Narrator kills the book
Perhaps it was because I had just listened to an amazing rendition of The House of Mirth by Anna Fields, but I could not get through more than 10-15 minutes of this book before I had to shut it off. This book is literally read, not interpreted in any way, thus making it extremely difficult to follow conversation, not to mention narration of setting or insights into characters' motivations. Find a reading by someone else. That's what I plan to do. And from now on, I am listening to the sample of a book if I don't recognize the narrator!
11 of 12 people found this review helpful
By Andrea on 11-09-10
The work is regarded an American classic and given the time of publication (1913) one still has to congratulate the author on her boldness to write about such an extraordinarily unsympathetic female protagonist.
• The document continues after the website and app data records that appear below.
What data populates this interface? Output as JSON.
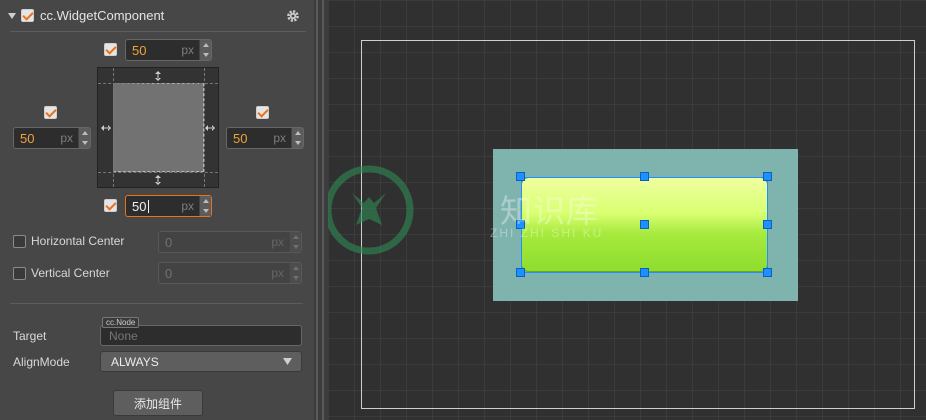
{
  "component": {
    "title": "cc.WidgetComponent",
    "icons": {
      "collapse": "triangle-down-icon",
      "settings": "gear-icon"
    }
  },
  "widget": {
    "top": {
      "checked": true,
      "value": "50",
      "unit": "px"
    },
    "left": {
      "checked": true,
      "value": "50",
      "unit": "px"
    },
    "right": {
      "checked": true,
      "value": "50",
      "unit": "px"
    },
    "bottom": {
      "checked": true,
      "value": "50",
      "unit": "px"
    }
  },
  "horizontal_center": {
    "label": "Horizontal Center",
    "checked": false,
    "value": "0",
    "unit": "px"
  },
  "vertical_center": {
    "label": "Vertical Center",
    "checked": false,
    "value": "0",
    "unit": "px"
  },
  "target": {
    "label": "Target",
    "type_tag": "cc.Node",
    "value": "None"
  },
  "align_mode": {
    "label": "AlignMode",
    "value": "ALWAYS"
  },
  "add_component_button": "添加组件",
  "watermark": {
    "title": "知识库",
    "subtitle": "ZHI ZHI SHI KU"
  },
  "colors": {
    "accent": "#e8721e",
    "handle": "#1e90ff",
    "button_green": "#9be23a"
  }
}
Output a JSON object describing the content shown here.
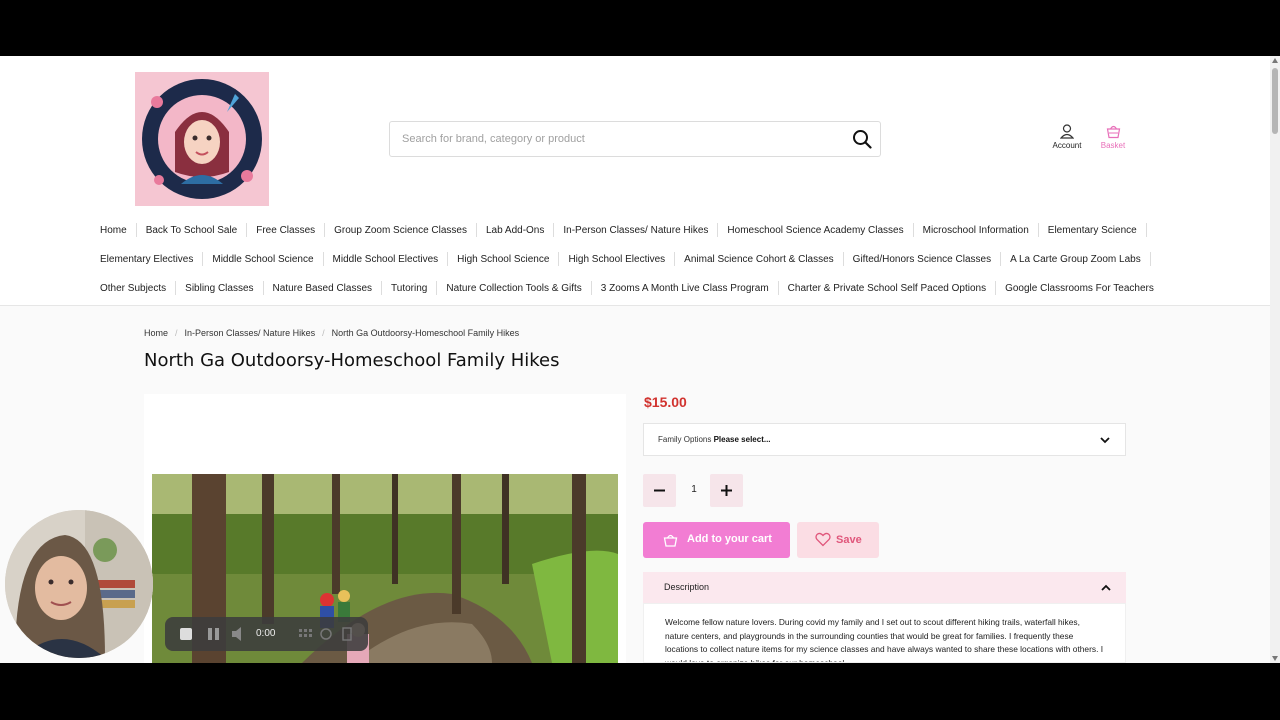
{
  "logo": {
    "alt": "Science With Mrs. Collins",
    "text": "SCIENCE WITH MRS. COLLINS"
  },
  "search": {
    "placeholder": "Search for brand, category or product"
  },
  "header": {
    "account_label": "Account",
    "basket_label": "Basket"
  },
  "nav": {
    "row1": [
      "Home",
      "Back To School Sale",
      "Free Classes",
      "Group Zoom Science Classes",
      "Lab Add-Ons",
      "In-Person Classes/ Nature Hikes",
      "Homeschool Science Academy Classes",
      "Microschool Information",
      "Elementary Science"
    ],
    "row2": [
      "Elementary Electives",
      "Middle School Science",
      "Middle School Electives",
      "High School Science",
      "High School Electives",
      "Animal Science Cohort & Classes",
      "Gifted/Honors Science Classes",
      "A La Carte Group Zoom Labs"
    ],
    "row3": [
      "Other Subjects",
      "Sibling Classes",
      "Nature Based Classes",
      "Tutoring",
      "Nature Collection Tools & Gifts",
      "3 Zooms A Month Live Class Program",
      "Charter & Private School Self Paced Options",
      "Google Classrooms For Teachers"
    ]
  },
  "breadcrumb": [
    "Home",
    "In-Person Classes/ Nature Hikes",
    "North Ga Outdoorsy-Homeschool Family Hikes"
  ],
  "product": {
    "title": "North Ga Outdoorsy-Homeschool Family Hikes",
    "price": "$15.00",
    "option_label": "Family Options",
    "option_value": "Please select...",
    "quantity": "1",
    "add_to_cart_label": "Add to your cart",
    "save_label": "Save",
    "description_label": "Description",
    "description_text": "Welcome fellow nature lovers. During covid my family and I set out to scout different hiking trails, waterfall hikes, nature centers, and playgrounds in the surrounding counties that would be great for families. I frequently these locations to collect nature items for my science classes and have always wanted to share these locations with others. I would love to organize hikes for our homeschool"
  },
  "recorder": {
    "time": "0:00"
  },
  "colors": {
    "accent_pink": "#f27dd3",
    "price_red": "#d1332f",
    "soft_pink": "#fbdde4"
  }
}
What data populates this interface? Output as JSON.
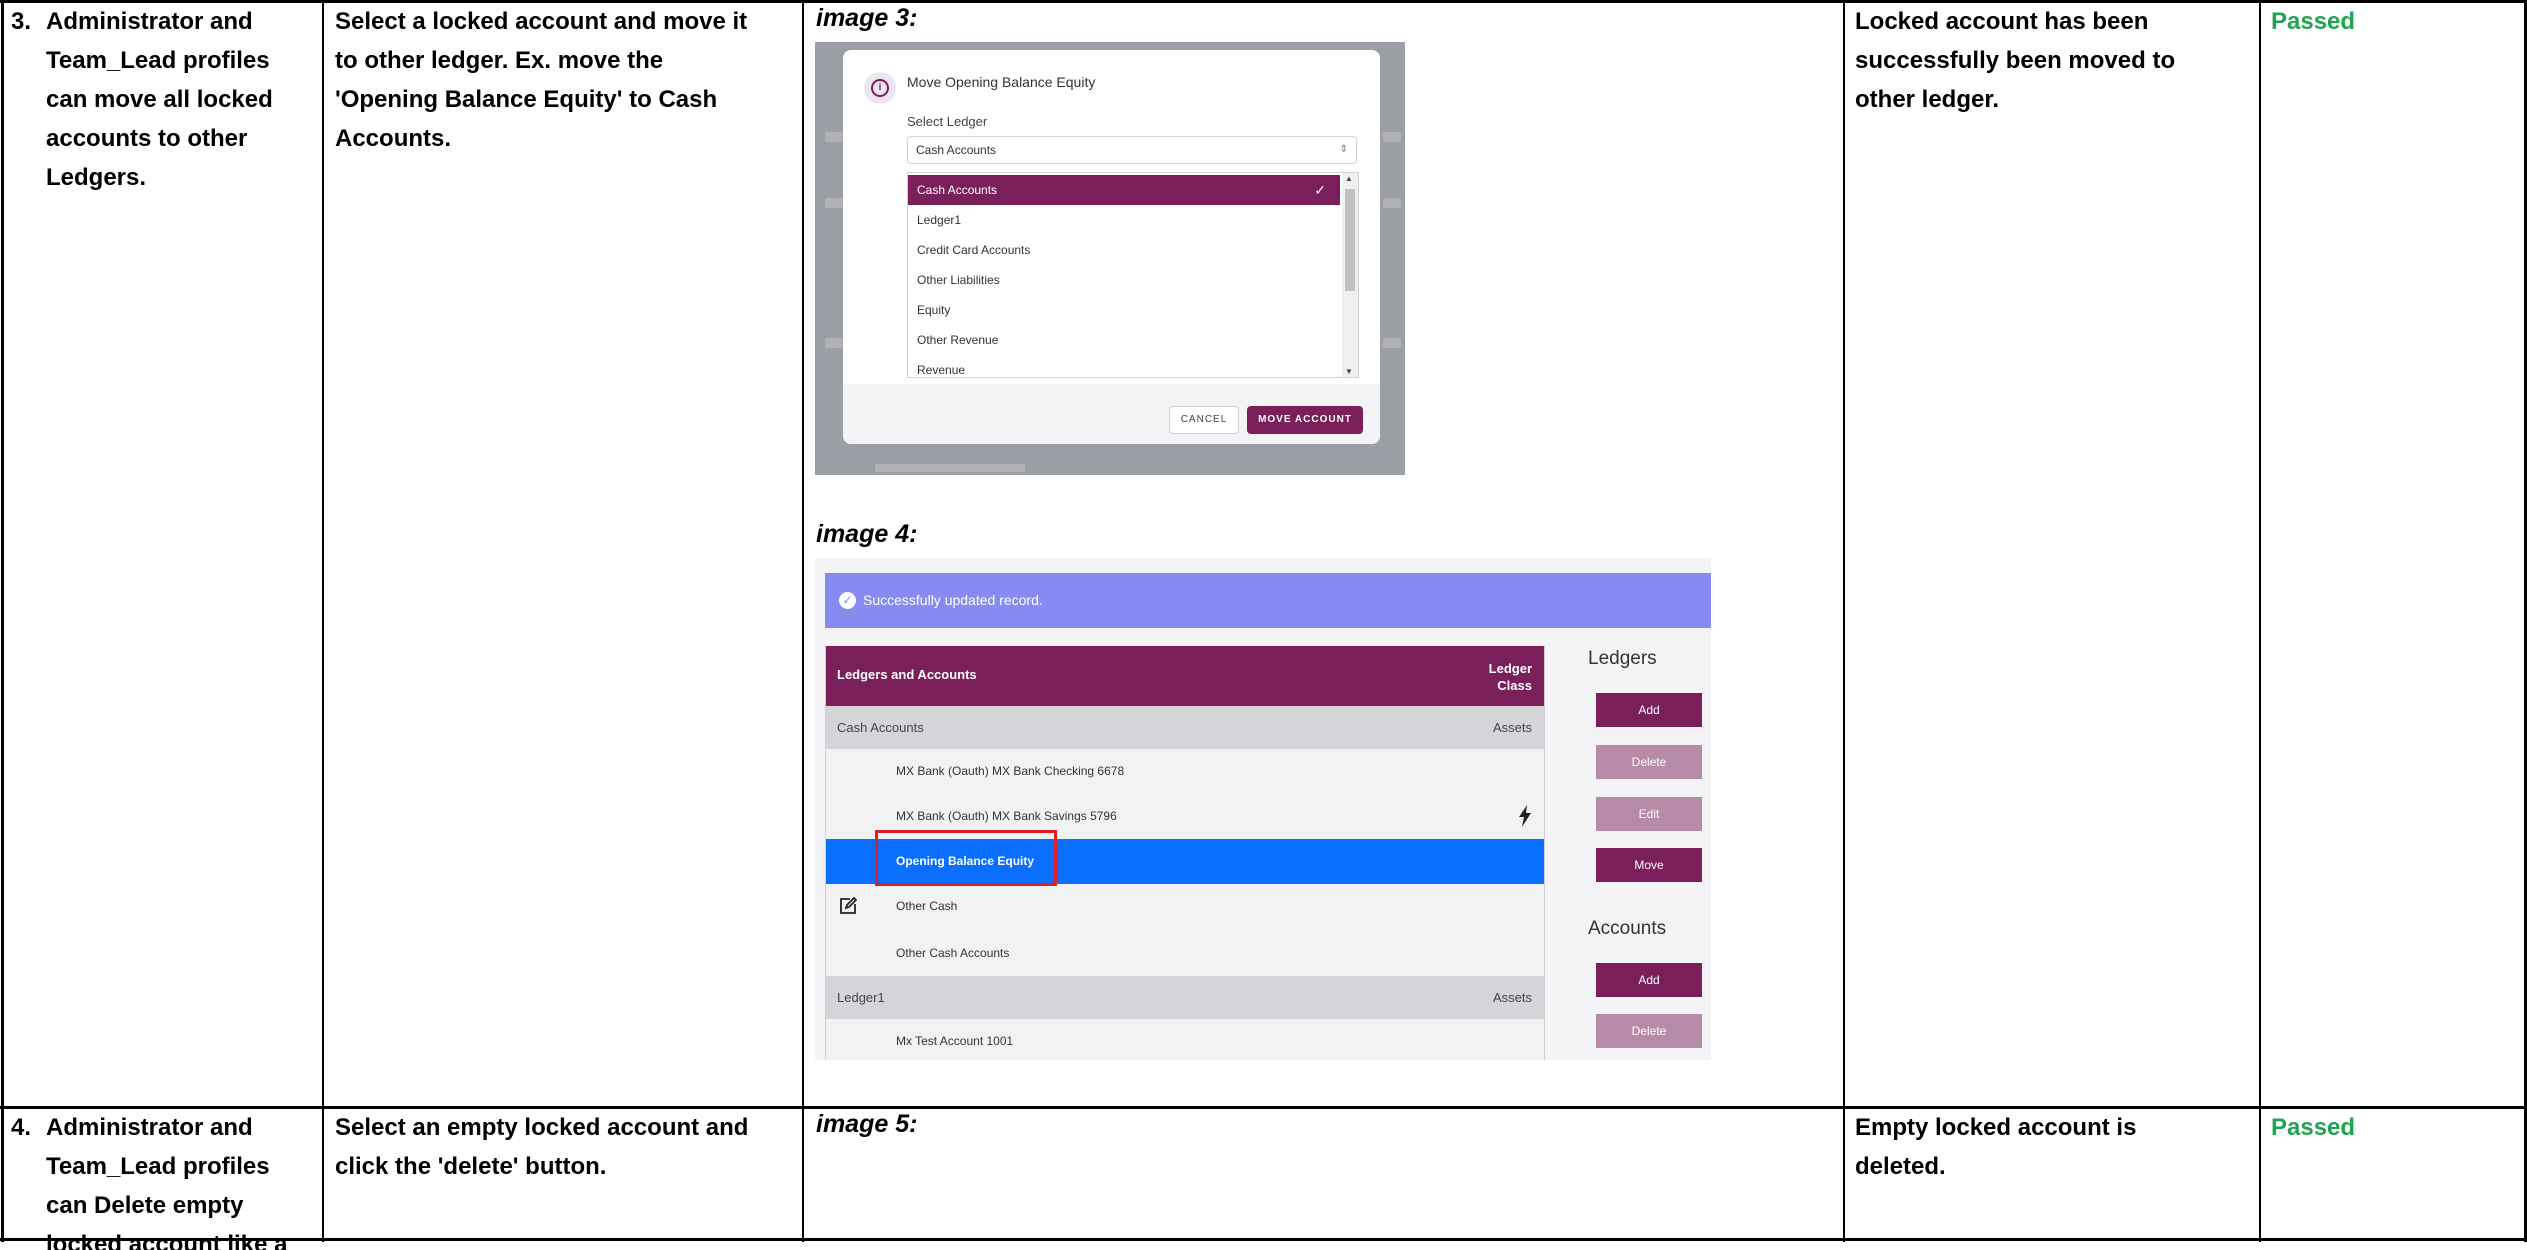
{
  "rows": [
    {
      "number": "3.",
      "scenario": [
        "Administrator and",
        "Team_Lead profiles",
        "can move all locked",
        "accounts to other",
        "Ledgers."
      ],
      "steps": [
        "Select a locked account and move it",
        "to other ledger. Ex. move the",
        "'Opening Balance Equity' to Cash",
        "Accounts."
      ],
      "expected": [
        "Locked account has been",
        "successfully been moved to",
        "other ledger."
      ],
      "result": "Passed",
      "images": [
        {
          "label": "image 3:",
          "dialog": {
            "title": "Move Opening Balance Equity",
            "select_label": "Select Ledger",
            "selected_value": "Cash Accounts",
            "options": [
              "Cash Accounts",
              "Ledger1",
              "Credit Card Accounts",
              "Other Liabilities",
              "Equity",
              "Other Revenue",
              "Revenue"
            ],
            "cancel_label": "CANCEL",
            "move_label": "MOVE ACCOUNT"
          }
        },
        {
          "label": "image 4:",
          "banner": "Successfully updated record.",
          "table_header": {
            "left": "Ledgers and Accounts",
            "right_line1": "Ledger",
            "right_line2": "Class"
          },
          "groups": [
            {
              "name": "Cash Accounts",
              "class": "Assets",
              "accounts": [
                "MX Bank (Oauth) MX Bank Checking 6678",
                "MX Bank (Oauth) MX Bank Savings 5796",
                "Opening Balance Equity",
                "Other Cash",
                "Other Cash Accounts"
              ]
            },
            {
              "name": "Ledger1",
              "class": "Assets",
              "accounts": [
                "Mx Test Account 1001"
              ]
            }
          ],
          "ledgers_title": "Ledgers",
          "ledger_buttons": [
            "Add",
            "Delete",
            "Edit",
            "Move"
          ],
          "accounts_title": "Accounts",
          "account_buttons": [
            "Add",
            "Delete"
          ]
        }
      ]
    },
    {
      "number": "4.",
      "scenario": [
        "Administrator and",
        "Team_Lead profiles",
        "can Delete empty",
        "locked account like a"
      ],
      "steps": [
        "Select an empty locked account and",
        "click the 'delete' button."
      ],
      "expected": [
        "Empty locked account is",
        "deleted."
      ],
      "result": "Passed",
      "images": [
        {
          "label": "image 5:"
        }
      ]
    }
  ],
  "colors": {
    "passed": "#1fa44f",
    "brand": "#7a1f59",
    "highlight": "#0a6fff",
    "banner": "#858bf0"
  }
}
Naturally social patterns have greatly changed since the book was written but Undine's unmorality is still palpable though in a different context. Undine get's older but there is not the slightest moral or intellectual development, that is grueling.
Still the book is well set and written though devoid of any (modern day) twists in the plot; the pace is on the slower side.
The narration is well done, the narration managed to keep track with the numerous characters.
4 of 4 people found this review helpful
Customer ReviewsMost Helpful
By Beverley on 12-13-13
Subtly but Extraordinarily Insightful
Who was your favorite character and why?
I don't know that I had a favourite character - there were lots of characters I felt profound sympathy for, but I don't think there were any really admirable people in the book.
What three words best describe Grace Conlin’s voice?
Staid, hesitant, satisfactory.
If you made a film of this book, what would be the tag line be?
Something about how far someone could go for what they want.
Any additional comments?
The main character, Undine Spragg, is completely selfish and ruthlessly sets out to get what she wants (money and social standing) without any concern for anyone else's health or wellbeing. She occasionally exhibits a bit of sentimental concern, but it has no real depth. Her beauty and manipulation do get her what she wants, but then those things don't fulfill her for long and she starts plotting her next selfish moves... However, astonishingly, I spent quite a lot of the book feeling sorry for her. She is simply completely unaware of what is really important in people's lives (trust, caring, etc). I suppose she's a psychopath. I was stunned at her coldness, and yet I pitied her inability to see beyond the narrow confines of her overwhelming and selfish needs. I have never read or listened to anything by Edith Wharton before, but I will definitely do so again.
5 of 5 people found this review helpful
By Elizabeth Davies on 01-04-11
I gave up ...
My least favourite book by Edith Wharton, I found it totally uninteresting and abandoned it within an hour.
2 of 4 people found this review helpful